Transparency International (TI), an anti-corruption agency, has cited the Ghana Armed Forces (GAF) as a corrupt institution in its latest report.
The report, dubbed, “Government Defence Anti-Corruption Index (GI)” which was launched in Accra yesterday, rated Ghana’s security sector ‘D’ for performing worse in the areas of finance, operations and procurement.
Ghana was in league with Kenya and South Africa but performed better than Nigeria, which scored ‘E’ (very high corruption risk).
The GI report tackled the overall transparency in the military of 47 African countries with emphasis on risk of defence corruption while considering the political, financial, personnel, procurement and operations risks as well.
According to Sir Stewart Eldon, Senior Adviser at TI, the report scores each country from ‘A’ – the best – very low risk to F (the worst –critical risk) based on an assessment consisting of 77 questions.
“Ghana performs strongest in the areas of political and personnel risks, scoring ‘B’ and ‘D’ respectively. Its scores are weakest (‘B’ and ‘E’) for finance, operations and procurement.
“There is some existing good practice that Ghana should be able to build on to improve its systems…in some cases without much additional effort,” Sir Eldon stated.
He added that corruption was undermining public trust in government and the armed forces, as well as posing a major threat to the success of operations.

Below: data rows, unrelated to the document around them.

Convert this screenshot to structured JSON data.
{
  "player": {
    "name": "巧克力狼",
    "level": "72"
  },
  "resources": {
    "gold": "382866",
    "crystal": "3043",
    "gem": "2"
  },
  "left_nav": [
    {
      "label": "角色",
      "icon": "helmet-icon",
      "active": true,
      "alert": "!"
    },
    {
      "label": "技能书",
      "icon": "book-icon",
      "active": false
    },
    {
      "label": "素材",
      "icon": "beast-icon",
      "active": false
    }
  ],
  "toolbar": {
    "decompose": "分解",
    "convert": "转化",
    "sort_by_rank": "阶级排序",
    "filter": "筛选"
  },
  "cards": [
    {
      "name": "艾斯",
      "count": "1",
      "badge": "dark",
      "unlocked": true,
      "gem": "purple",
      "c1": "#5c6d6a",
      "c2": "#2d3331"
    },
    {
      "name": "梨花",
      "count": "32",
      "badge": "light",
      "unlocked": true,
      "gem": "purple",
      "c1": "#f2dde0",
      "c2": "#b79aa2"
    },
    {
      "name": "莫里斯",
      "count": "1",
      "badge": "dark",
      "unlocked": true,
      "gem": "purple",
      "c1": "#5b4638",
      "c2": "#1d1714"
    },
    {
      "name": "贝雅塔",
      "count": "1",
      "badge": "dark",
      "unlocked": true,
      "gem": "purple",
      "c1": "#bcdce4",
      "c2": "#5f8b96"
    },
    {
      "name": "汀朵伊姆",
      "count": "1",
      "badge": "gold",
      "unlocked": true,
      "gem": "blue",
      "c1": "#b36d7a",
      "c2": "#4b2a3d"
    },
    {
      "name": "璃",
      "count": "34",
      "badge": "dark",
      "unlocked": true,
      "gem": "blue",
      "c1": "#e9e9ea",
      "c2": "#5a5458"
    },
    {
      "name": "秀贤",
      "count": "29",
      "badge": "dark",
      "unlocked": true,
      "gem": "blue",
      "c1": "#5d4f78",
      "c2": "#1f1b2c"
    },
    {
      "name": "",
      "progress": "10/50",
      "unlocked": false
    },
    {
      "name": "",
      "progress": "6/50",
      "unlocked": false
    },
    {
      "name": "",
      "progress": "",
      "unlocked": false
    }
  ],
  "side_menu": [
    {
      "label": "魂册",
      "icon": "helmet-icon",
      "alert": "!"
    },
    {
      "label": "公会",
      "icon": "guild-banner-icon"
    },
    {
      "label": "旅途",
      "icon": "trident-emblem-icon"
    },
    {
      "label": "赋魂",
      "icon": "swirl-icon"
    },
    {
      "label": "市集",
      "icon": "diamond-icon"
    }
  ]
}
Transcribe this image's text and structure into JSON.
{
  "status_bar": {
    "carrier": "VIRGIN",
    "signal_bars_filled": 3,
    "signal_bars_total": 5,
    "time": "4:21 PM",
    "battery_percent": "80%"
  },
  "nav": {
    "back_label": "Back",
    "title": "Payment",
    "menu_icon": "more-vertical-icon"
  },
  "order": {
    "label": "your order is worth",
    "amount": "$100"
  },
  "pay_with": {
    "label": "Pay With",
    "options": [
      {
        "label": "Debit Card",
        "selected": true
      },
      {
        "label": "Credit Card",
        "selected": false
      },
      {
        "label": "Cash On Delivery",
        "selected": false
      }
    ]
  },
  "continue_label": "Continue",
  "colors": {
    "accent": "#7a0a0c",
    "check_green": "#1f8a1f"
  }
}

“Defence spending has increased across the continent by 91 percent but institutional capacity is lagging. In many cases oversight functions exist in the form of anti-corruption bodies, audit functions, and or parliamentary committees, but defence institutions are largely exempt from scrutiny,” the TI Senior Adviser said.
Sir Eldon disclosed that increase in spending by the military was not necessarily enhancing state security, stating, “Too often procurement decisions are taken with little reference to strategic requirements; military effectiveness is eroded by poor controls, while forces are repurposed for commercial ends.”
He said in other states, oversight functions such as anti-corruption bodies, audit functions and parliamentary committees were growing in authority, representing positive institutional potential to hold the executive to account.
“But in many cases, defence matters are considered highly sensitive and evade vital scrutiny. This secrecy is often unjustified, and can be used to mask corruption, misuse and incompetence,” Sir Eldon said.
He urged the GAF to make their code of conduct publicly available in line with other good personal practice.
By Nii Ogbamey Tetteh